This afternoon I finished writing the first draft of Coated With Fur: A Blind Cat’s Love! It covers part of the second year of my Minnesota clinic. Thank you to the fans who waited since Coated With Fur: A Vet’s Life was published in 2010. Cancer set me back for longer than expected but it did not win! I now feel great and am actively back in clinics, speaking and am so grateful to be back writing. Hopefully, you find the wait for this second book in the series to be well rewarded.
Publication will take place in 2013 but is still months away. If you are a fan and want to receive an e-mail notification with information on the launch date and party, please write me at firstname.lastname@example.org.
Media and blogger inquiries to receive an advance review copy of the manuscript should also contact me at that e-mail address. Advance copies will be made available through e-format.
This is Angel, a beautiful long-haired Chihuahua. This is her before picture . . . before having puppies. Scroll down to learn more about the normal stages of canine labor and a video clip to see Angel’s pups.
In normal canine parturition, the female (bitch) goes through three specific stages of labor. Prior to its onset, her body temperature will drop a few degrees. (The normal body temperature for dogs is 100.0 to 102.5 degrees Fahrenheit.) Labor should start within twenty-four hours of the temperature drop. In stage one, the mother-to-be is restless. She pants and paces. The poor girl just can’t get comfortable. During this phase her cervix is dilating. She is having small contractions that are not visible. Some first time moms will looks at their sides as if to ask “What’s going on?”

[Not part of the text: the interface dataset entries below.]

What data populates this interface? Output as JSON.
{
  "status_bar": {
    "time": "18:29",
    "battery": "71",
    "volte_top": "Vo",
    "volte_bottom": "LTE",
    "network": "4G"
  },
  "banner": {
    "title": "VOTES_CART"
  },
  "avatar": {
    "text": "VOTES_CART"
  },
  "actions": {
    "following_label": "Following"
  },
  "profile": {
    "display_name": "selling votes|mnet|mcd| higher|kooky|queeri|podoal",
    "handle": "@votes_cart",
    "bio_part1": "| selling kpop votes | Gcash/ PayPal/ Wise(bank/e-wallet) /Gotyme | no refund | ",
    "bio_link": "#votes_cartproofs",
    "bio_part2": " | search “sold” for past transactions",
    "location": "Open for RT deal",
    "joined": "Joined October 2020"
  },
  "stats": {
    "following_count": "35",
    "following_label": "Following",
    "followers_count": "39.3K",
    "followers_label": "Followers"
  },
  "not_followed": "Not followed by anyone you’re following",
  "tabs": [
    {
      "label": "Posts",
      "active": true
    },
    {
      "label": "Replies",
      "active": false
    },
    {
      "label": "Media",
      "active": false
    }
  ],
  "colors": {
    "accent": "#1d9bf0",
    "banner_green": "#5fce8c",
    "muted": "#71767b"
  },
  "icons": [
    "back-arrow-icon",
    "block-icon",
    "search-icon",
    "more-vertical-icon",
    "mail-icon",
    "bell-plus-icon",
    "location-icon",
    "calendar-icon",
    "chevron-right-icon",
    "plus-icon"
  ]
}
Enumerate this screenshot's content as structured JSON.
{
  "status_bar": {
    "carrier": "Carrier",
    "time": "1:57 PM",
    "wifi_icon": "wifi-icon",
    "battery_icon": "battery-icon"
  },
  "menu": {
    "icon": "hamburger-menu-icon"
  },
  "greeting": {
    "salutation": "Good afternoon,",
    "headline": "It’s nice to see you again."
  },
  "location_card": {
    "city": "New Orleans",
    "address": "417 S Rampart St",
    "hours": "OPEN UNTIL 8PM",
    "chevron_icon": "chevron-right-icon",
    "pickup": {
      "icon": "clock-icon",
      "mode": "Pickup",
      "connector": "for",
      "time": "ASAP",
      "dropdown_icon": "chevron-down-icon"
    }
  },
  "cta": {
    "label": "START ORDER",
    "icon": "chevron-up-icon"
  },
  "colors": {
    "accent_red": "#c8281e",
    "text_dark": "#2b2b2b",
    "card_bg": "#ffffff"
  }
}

Once contractions are visible, the female is in stage two labor. Puppies are usually born after ten to fifteen minutes of active straining. They may come out head or tail first. Either is fine. Watch closely to see if a placenta (the sac around the pup) is delivered with each pup. Some females will try to eat this which I do not recommend. I have seen intestinal obstructions develop from this.
During stage three labor, any retained placentas are delivered. Watch closely to make sure this happens. A retained placenta may cause a life-threatening infection. Seek medical attention right away if you suspect this occurred.
Angel is an excellent mother. The following video was taken after she finished giving birth to four healthy pups. Enjoy!
Pictured below is Bear, one of the clinic cats at Alta Vista Veterinary Hospital in Phoenix, Arizona. This is a large hospital that is open from 7 am to 10 pm seven days a week. I love working there because of the variety of animals we treat and the wonderful staff. This clinic reminds me of my internship at the Animal Medical Center in New York City – you never know what is going to come through the door.
Bear looks a little grumpy in this picture for two reasons. First, I interrupted his afternoon nap to get this picture. Second, I made a New Year’s resolution for him. I decided that Bear needed to go on a diet and get daily exercise. For his part, Bear has decided he does not like my resolution. I put Bear on a new diet of primarily canned cat food to reduce the amount of carbohydrates he consumes and hopefully, prevent pancreatitis and diabetes. He also exercises every night for fifteen minutes. The staff reports he is quite happy the days I don’t work.
Many who love dogs give their pets marrow bones to chew on. They naturally believe that marrow bones are safe. However, one look at the picture below demonstrates why I do not recommend them. When the dog is chewing out the center, it is easy for the bone to pass over the lower canine teeth and get stuck around the dog’s jaw. Most dogs need to be sedated in order to remove the bone. This dog made a full recovery once the bone was removed but after the veterinary bill, that became one very expensive treat!
Owners do too, but we will focus on the cats. It is very important for cats to get at least 15 minutes of play each day. There are a variety of great toys available for them to enjoy. Remember to mimic their behavior in the wild – hunt, catch, kill. They need to catch the toy every once and awhile. This is one of several reasons I do not like playing with a laser. In fact, some cats develop a neurosis called frenzied play syndrome because they never catch the beam of light. You should get your cat’s heart rate up and if possible, get them panting.
Back to their natural behavior, at the end of when they have caught the “prey” you should feed the cat. That is what they would do in the wild. Another benefit is the human-animal bond you will enjoy if you take time to play with your cat every day.
The following video clip stars two of my cats, Mauka and Keanu in play. Please notice that Mauka is allowed to hold the toy for awhile when he catches it to replicate hunting behavior. Enjoy!
Excess hair can lead to vaginitis and UTI’s. When the female squats to urinate, the urine wets the hair trapping debris. The dirt can actually wick back into the vagina leading to infection. The resulting vaginitis or UTI is both painful and can lead to more serious complications. If you have a female, be sure this area is free of excessive hair. Below is a picture before I trimmed this patient up. Note the stained hair extending from the tip of her vulva.